TASK DESCRIPTION: In the lines below, the string "icon" may appear; say how many lines hold it and give nothing more.

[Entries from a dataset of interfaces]

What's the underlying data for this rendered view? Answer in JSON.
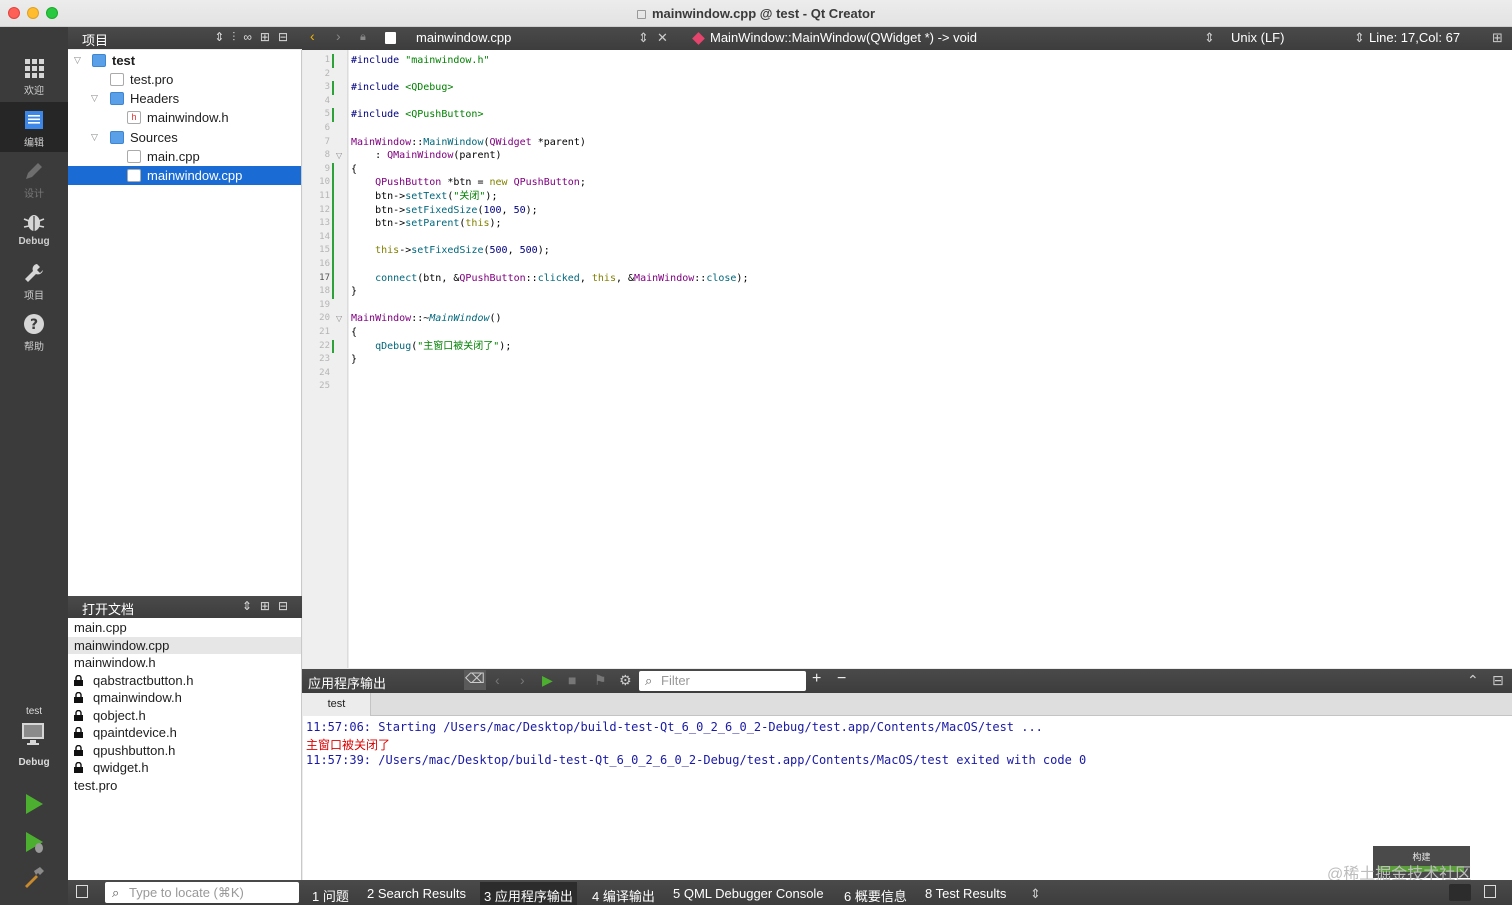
{
  "window": {
    "title": "mainwindow.cpp @ test - Qt Creator"
  },
  "modes": [
    {
      "label": "欢迎",
      "icon": "grid-icon"
    },
    {
      "label": "编辑",
      "icon": "edit-icon"
    },
    {
      "label": "设计",
      "icon": "pencil-icon"
    },
    {
      "label": "Debug",
      "icon": "bug-icon"
    },
    {
      "label": "项目",
      "icon": "wrench-icon"
    },
    {
      "label": "帮助",
      "icon": "help-icon"
    }
  ],
  "kit": {
    "project": "test",
    "config": "Debug"
  },
  "project_pane": {
    "title": "项目",
    "tree": [
      {
        "label": "test",
        "level": 0,
        "type": "project",
        "expanded": true,
        "bold": true
      },
      {
        "label": "test.pro",
        "level": 1,
        "type": "pro"
      },
      {
        "label": "Headers",
        "level": 1,
        "type": "folder",
        "expanded": true
      },
      {
        "label": "mainwindow.h",
        "level": 2,
        "type": "header"
      },
      {
        "label": "Sources",
        "level": 1,
        "type": "folder",
        "expanded": true
      },
      {
        "label": "main.cpp",
        "level": 2,
        "type": "cpp"
      },
      {
        "label": "mainwindow.cpp",
        "level": 2,
        "type": "cpp",
        "selected": true
      }
    ]
  },
  "open_docs": {
    "title": "打开文档",
    "items": [
      {
        "label": "main.cpp",
        "locked": false
      },
      {
        "label": "mainwindow.cpp",
        "locked": false,
        "current": true
      },
      {
        "label": "mainwindow.h",
        "locked": false
      },
      {
        "label": "qabstractbutton.h",
        "locked": true
      },
      {
        "label": "qmainwindow.h",
        "locked": true
      },
      {
        "label": "qobject.h",
        "locked": true
      },
      {
        "label": "qpaintdevice.h",
        "locked": true
      },
      {
        "label": "qpushbutton.h",
        "locked": true
      },
      {
        "label": "qwidget.h",
        "locked": true
      },
      {
        "label": "test.pro",
        "locked": false
      }
    ]
  },
  "editor_bar": {
    "file": "mainwindow.cpp",
    "symbol": "MainWindow::MainWindow(QWidget *) -> void",
    "line_ending": "Unix (LF)",
    "position": "Line: 17,Col: 67"
  },
  "editor": {
    "current_line": 17,
    "line_count": 25,
    "modified_lines": [
      1,
      3,
      5,
      9,
      10,
      11,
      12,
      13,
      14,
      15,
      16,
      17,
      18,
      22
    ],
    "fold_lines": [
      8,
      20
    ]
  },
  "output": {
    "title": "应用程序输出",
    "filter_placeholder": "Filter",
    "tab": "test",
    "lines": [
      {
        "text": "11:57:06: Starting /Users/mac/Desktop/build-test-Qt_6_0_2_6_0_2-Debug/test.app/Contents/MacOS/test ...",
        "kind": "info"
      },
      {
        "text": "主窗口被关闭了",
        "kind": "stdout"
      },
      {
        "text": "11:57:39: /Users/mac/Desktop/build-test-Qt_6_0_2_6_0_2-Debug/test.app/Contents/MacOS/test exited with code 0",
        "kind": "info"
      }
    ]
  },
  "bottom": {
    "locate_placeholder": "Type to locate (⌘K)",
    "tabs": [
      "1  问题",
      "2  Search Results",
      "3  应用程序输出",
      "4  编译输出",
      "5  QML Debugger Console",
      "6  概要信息",
      "8  Test Results"
    ],
    "build_label": "构建"
  },
  "watermark": "@稀土掘金技术社区",
  "colors": {
    "selection": "#1a6bd4",
    "accent": "#f5b400",
    "run": "#4caf2f"
  }
}
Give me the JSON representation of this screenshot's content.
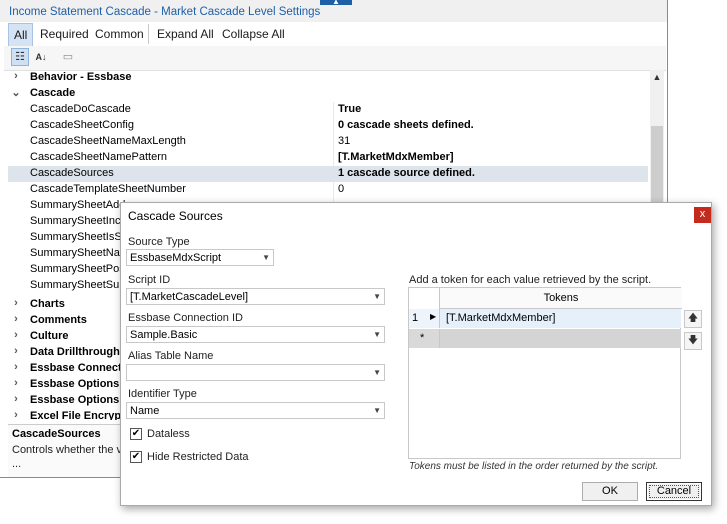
{
  "window": {
    "title": "Income Statement Cascade  - Market Cascade Level Settings"
  },
  "tabs": {
    "all": "All",
    "required": "Required",
    "common": "Common",
    "expand_all": "Expand All",
    "collapse_all": "Collapse All"
  },
  "toolbar": {
    "categorized_icon": "categorized-view-icon",
    "alpha_icon": "alphabetical-sort-icon",
    "pages_icon": "property-pages-icon"
  },
  "grid": {
    "behavior": "Behavior - Essbase",
    "cascade": "Cascade",
    "props": [
      {
        "name": "CascadeDoCascade",
        "value": "True",
        "bold": true
      },
      {
        "name": "CascadeSheetConfig",
        "value": "0 cascade sheets defined.",
        "bold": true
      },
      {
        "name": "CascadeSheetNameMaxLength",
        "value": "31",
        "bold": false
      },
      {
        "name": "CascadeSheetNamePattern",
        "value": "[T.MarketMdxMember]",
        "bold": true
      },
      {
        "name": "CascadeSources",
        "value": "1 cascade source defined.",
        "bold": true
      },
      {
        "name": "CascadeTemplateSheetNumber",
        "value": "0",
        "bold": false
      },
      {
        "name": "SummarySheetAdd",
        "value": ""
      },
      {
        "name": "SummarySheetInclu",
        "value": ""
      },
      {
        "name": "SummarySheetIsSum",
        "value": ""
      },
      {
        "name": "SummarySheetName",
        "value": ""
      },
      {
        "name": "SummarySheetPosit",
        "value": ""
      },
      {
        "name": "SummarySheetSumm",
        "value": ""
      }
    ],
    "categories_after": [
      "Charts",
      "Comments",
      "Culture",
      "Data Drillthrough",
      "Essbase Connection",
      "Essbase Options",
      "Essbase Options - D",
      "Excel File Encryption"
    ]
  },
  "description": {
    "title": "CascadeSources",
    "text": "Controls whether the vie",
    "more": "..."
  },
  "dialog": {
    "title": "Cascade Sources",
    "close": "x",
    "source_type_label": "Source Type",
    "source_type_value": "EssbaseMdxScript",
    "script_id_label": "Script ID",
    "script_id_value": "[T.MarketCascadeLevel]",
    "connection_label": "Essbase Connection ID",
    "connection_value": "Sample.Basic",
    "alias_label": "Alias Table Name",
    "alias_value": "",
    "identifier_label": "Identifier Type",
    "identifier_value": "Name",
    "dataless_label": "Dataless",
    "dataless_checked": true,
    "hide_restricted_label": "Hide Restricted Data",
    "hide_restricted_checked": true,
    "tokens_hint": "Add a token for each value retrieved by the script.",
    "tokens_header": "Tokens",
    "token_rows": [
      {
        "num": "1",
        "value": "[T.MarketMdxMember]"
      }
    ],
    "new_row_marker": "*",
    "tokens_note": "Tokens must be listed in the order returned by the script.",
    "ok": "OK",
    "cancel": "Cancel"
  }
}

OUTPUT BELOW: 9